It was seven years since the beginning of the Mexican Revolution, on Feb. 5, 1917, when President Venustiano Carranza announced Mexico's new constitution. The document was formally called the Constitucion Politica de los Estados Unidos de Mexicanos. It was intended to restore land to native Americans, preserve the separation of church and state, and reform the country's economy and education system.

Constitution Initially Included Women's Rights Clause

The Mexican constitution of 1917 was ratified by members of a constitutional convention, who were publicly elected. The document, which was seen as progressive for its time, attempted to syncretize public demand for land ownership reform with important precepts of societal theory. Interestingly, the constitution is often referred to as the most liberal political document of the 20th century because it included progressive clauses covering land reform, women's rights (which were later removed), and a complicated labor code. Nevertheless, it was not an immediate succes. The reforms offered by the constitution did not become a political reality until decades later.

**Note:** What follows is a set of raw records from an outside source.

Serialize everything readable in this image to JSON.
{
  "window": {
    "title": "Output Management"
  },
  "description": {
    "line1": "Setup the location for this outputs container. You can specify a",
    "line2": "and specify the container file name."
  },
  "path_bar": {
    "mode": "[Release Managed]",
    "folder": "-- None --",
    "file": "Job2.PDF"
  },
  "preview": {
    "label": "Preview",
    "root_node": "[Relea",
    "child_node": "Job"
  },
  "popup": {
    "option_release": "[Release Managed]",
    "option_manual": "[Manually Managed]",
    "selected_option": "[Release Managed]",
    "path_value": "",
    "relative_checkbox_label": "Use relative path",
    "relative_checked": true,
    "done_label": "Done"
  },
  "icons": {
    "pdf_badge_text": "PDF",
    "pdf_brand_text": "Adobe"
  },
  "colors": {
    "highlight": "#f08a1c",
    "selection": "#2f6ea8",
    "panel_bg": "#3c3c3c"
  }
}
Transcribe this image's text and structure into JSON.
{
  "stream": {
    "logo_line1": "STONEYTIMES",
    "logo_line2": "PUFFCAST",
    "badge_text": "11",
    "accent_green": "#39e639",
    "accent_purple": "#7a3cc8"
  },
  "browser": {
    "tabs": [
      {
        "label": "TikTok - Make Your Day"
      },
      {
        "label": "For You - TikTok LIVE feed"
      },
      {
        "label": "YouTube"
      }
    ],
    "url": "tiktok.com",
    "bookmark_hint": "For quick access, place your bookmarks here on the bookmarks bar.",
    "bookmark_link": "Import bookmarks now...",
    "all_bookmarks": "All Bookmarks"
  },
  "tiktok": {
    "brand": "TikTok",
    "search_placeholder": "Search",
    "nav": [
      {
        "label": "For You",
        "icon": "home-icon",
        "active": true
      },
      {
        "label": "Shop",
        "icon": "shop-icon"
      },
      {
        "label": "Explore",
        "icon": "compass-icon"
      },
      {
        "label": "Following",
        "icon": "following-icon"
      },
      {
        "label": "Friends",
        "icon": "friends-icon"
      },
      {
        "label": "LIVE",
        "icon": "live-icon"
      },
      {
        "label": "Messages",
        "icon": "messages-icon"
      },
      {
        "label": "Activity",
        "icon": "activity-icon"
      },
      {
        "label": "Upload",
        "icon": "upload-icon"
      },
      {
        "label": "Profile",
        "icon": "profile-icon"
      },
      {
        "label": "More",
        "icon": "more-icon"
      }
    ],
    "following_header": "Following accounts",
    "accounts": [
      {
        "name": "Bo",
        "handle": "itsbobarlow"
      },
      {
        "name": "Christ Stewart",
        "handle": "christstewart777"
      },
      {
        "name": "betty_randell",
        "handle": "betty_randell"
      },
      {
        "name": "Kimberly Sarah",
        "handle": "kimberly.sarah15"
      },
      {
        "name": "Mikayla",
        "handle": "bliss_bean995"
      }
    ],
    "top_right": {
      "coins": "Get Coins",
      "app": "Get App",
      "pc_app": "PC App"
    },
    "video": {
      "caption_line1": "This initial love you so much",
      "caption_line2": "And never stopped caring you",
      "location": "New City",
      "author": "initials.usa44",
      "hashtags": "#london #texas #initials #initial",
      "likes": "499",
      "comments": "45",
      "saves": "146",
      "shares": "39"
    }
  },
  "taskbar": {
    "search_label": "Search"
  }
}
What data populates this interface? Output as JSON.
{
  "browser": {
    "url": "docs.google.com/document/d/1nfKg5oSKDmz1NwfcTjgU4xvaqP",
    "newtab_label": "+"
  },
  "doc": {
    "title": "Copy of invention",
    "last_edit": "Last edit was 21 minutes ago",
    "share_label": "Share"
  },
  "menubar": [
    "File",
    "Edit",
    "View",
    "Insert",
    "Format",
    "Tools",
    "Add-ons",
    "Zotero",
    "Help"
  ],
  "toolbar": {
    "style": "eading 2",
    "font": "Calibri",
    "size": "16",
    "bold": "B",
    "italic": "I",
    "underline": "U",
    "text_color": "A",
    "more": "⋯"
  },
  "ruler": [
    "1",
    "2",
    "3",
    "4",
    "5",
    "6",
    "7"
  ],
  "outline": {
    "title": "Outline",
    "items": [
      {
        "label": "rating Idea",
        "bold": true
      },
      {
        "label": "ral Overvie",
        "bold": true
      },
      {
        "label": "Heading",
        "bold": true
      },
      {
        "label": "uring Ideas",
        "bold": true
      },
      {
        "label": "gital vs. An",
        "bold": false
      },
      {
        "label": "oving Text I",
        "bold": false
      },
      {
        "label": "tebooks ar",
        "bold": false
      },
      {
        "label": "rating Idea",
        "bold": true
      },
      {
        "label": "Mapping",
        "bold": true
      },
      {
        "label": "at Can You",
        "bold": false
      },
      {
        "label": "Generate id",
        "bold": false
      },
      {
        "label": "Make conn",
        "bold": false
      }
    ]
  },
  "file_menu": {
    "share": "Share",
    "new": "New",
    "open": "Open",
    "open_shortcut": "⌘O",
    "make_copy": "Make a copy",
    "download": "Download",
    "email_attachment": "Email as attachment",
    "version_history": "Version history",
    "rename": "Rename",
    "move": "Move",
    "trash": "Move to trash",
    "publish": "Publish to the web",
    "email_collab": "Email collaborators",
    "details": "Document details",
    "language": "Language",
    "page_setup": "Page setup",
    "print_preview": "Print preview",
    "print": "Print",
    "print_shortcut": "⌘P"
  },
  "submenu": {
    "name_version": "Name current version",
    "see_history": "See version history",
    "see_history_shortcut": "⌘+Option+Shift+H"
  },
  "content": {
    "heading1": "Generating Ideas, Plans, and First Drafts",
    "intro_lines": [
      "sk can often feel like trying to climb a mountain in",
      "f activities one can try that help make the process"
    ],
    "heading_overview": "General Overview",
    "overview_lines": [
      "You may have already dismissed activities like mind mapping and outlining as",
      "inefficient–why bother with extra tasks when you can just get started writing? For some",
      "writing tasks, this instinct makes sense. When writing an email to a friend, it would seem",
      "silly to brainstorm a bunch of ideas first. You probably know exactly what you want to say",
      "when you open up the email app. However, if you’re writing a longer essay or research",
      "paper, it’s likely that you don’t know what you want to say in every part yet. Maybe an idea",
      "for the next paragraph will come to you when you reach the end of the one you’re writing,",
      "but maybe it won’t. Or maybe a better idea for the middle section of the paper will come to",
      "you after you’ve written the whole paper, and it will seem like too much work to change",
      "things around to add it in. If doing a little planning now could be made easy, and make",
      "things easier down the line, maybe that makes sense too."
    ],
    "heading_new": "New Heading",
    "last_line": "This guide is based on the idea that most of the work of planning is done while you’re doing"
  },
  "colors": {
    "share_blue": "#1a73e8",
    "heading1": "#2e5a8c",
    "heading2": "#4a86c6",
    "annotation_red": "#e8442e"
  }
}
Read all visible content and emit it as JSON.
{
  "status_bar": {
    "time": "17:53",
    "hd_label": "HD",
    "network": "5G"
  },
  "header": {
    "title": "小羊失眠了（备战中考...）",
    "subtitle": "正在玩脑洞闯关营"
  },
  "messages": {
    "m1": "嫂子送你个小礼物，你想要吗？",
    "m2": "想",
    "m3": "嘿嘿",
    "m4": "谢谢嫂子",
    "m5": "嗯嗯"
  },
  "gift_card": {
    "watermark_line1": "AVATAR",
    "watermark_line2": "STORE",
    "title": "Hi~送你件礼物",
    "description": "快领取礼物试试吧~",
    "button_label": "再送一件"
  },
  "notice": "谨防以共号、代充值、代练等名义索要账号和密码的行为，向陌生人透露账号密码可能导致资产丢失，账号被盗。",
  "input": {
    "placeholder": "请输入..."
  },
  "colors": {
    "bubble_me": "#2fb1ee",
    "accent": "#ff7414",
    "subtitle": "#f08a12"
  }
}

The original Constitucion Politica de los Estados Unidos de Mexicanos translated from Spanish into English can be read in its entirety for those who want to learn more about the topic.

Killing of President Delayed Implementation

A major setback to the full implementation of the constitutional rights afforded by Mexico's 1917 constitution happened in 1920, when President Venustiano Carranza was deposed and later killed. In fact, it was not until the end of World War II that Mexico began to experience some semblance of political stability. Miguel Alemán Valdés was elected president of Mexico in 1946, after the war had stoked the flame of industrialism in Mexico. During Valdés' presidency, industrial manufacturing became the pillar of a more stable Mexican economy, and he became the first in a long line of popularly elected presidents.